[Opening SOURCE MATERIAL section]

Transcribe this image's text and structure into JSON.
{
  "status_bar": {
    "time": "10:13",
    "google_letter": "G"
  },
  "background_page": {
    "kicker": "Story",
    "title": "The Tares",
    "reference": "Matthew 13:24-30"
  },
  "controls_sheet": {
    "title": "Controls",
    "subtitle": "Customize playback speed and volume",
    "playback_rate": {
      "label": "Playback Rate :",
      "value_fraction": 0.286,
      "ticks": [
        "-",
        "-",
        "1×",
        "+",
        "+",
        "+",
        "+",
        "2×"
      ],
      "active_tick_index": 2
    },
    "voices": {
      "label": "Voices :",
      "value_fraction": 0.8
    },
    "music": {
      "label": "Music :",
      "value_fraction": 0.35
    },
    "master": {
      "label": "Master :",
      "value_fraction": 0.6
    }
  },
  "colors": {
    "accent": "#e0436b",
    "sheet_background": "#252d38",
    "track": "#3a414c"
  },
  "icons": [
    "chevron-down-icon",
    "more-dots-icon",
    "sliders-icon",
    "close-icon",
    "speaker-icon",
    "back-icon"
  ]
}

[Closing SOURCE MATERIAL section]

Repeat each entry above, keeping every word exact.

Transcribe this image's text and structure into JSON.
{
  "status_bar": {
    "time": "10:13",
    "google_letter": "G"
  },
  "background_page": {
    "kicker": "Story",
    "title": "The Tares",
    "reference": "Matthew 13:24-30"
  },
  "controls_sheet": {
    "title": "Controls",
    "subtitle": "Customize playback speed and volume",
    "playback_rate": {
      "label": "Playback Rate :",
      "value_fraction": 0.286,
      "ticks": [
        "-",
        "-",
        "1×",
        "+",
        "+",
        "+",
        "+",
        "2×"
      ],
      "active_tick_index": 2
    },
    "voices": {
      "label": "Voices :",
      "value_fraction": 0.8
    },
    "music": {
      "label": "Music :",
      "value_fraction": 0.35
    },
    "master": {
      "label": "Master :",
      "value_fraction": 0.6
    }
  },
  "colors": {
    "accent": "#e0436b",
    "sheet_background": "#252d38",
    "track": "#3a414c"
  },
  "icons": [
    "chevron-down-icon",
    "more-dots-icon",
    "sliders-icon",
    "close-icon",
    "speaker-icon",
    "back-icon"
  ]
}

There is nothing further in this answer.